- Get complimentary, in-person tax aid: In most states, you will find volunteers to help prepare and e-file yields. However, eligibility for free help is normally restricted based on earnings, and some services cater to specific demographic groups. The IRS maintains a database of authorized providers, but be aware this option is very likely to be the most costly one.
Employing online tax preparation software is far and away the favored approach of most taxpayers. Actually, the IRS says it expected more than four in five tax returns to be submitted through tax return prep program.
Is e-filing really secure?
While e-filing is suitable, you could worry about safety — particularly with all these data breaches. But experts agree this is not a problem that should deter you by e-filing.
“E-filing a tax return has turned out to be an extremely secure way to file your taxes,” says Scott Grissom, vice president of product leadership, advertising and sales at LegalShield. “In actuality, it can be more secure than paper filing since you’re sending your personal information through an encrypted system rather than exposing your data in the mail.”
Dennis Chow, vice president of data security at SCIS Security, clarifies the IRS has put security measures in place to keep your information secure. “Trainers normally use IRS specific APIs that require token sessions,” Chow says. “All this is routed over TLS encrypted connections”
It’s very important to use a trusted service to help you record your taxes. Chow advises to not e-file on a computer or use an online connection which is not confidential.
For many taxpayers, it is sensible to e-file a return since it is the most convenient way to file your tax information to the IRS and it allows for timely refunds and effortless payment choices.
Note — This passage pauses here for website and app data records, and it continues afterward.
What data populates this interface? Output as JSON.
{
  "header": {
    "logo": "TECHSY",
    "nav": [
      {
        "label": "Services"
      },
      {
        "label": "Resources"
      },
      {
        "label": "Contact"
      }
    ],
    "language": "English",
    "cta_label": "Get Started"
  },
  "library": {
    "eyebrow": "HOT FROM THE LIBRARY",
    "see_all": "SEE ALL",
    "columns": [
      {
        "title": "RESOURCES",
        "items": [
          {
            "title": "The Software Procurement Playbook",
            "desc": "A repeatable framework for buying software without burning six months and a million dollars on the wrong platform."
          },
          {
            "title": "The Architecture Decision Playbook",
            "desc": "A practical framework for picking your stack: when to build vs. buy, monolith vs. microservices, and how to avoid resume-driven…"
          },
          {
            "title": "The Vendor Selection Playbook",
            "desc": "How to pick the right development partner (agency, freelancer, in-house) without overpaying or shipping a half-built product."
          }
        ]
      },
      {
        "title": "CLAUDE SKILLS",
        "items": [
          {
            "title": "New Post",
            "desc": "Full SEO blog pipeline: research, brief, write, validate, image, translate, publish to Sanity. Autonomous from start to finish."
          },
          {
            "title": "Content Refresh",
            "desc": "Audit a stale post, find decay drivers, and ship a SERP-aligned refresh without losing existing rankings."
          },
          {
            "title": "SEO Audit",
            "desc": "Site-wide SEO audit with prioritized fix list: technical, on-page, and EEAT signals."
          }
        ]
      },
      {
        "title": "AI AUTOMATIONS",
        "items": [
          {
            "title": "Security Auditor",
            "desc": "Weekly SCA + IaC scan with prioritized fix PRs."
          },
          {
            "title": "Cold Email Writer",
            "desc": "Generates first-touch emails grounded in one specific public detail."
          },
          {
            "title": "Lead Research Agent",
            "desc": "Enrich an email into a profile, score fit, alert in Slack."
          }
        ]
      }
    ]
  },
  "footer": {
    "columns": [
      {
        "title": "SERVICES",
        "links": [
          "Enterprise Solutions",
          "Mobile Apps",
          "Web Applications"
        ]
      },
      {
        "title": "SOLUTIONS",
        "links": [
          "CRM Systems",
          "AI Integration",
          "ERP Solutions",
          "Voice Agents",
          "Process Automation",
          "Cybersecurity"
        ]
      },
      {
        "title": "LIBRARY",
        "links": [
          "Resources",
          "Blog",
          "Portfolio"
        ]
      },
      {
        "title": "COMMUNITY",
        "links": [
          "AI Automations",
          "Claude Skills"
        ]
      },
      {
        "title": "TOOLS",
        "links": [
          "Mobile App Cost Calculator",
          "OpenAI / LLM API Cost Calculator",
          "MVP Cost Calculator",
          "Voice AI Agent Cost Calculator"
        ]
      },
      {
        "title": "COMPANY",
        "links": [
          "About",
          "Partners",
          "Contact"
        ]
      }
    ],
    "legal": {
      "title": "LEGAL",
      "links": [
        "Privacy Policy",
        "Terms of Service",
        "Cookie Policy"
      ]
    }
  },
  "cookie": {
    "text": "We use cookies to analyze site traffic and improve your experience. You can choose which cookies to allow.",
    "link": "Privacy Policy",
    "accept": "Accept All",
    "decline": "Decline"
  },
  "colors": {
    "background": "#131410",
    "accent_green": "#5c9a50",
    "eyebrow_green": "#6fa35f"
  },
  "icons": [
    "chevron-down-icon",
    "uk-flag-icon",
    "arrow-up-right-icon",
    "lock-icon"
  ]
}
Just be certain to use tax preparation software from a dependable source, so you can ensure the information you supply to transmit to the IRS is going to be kept secure.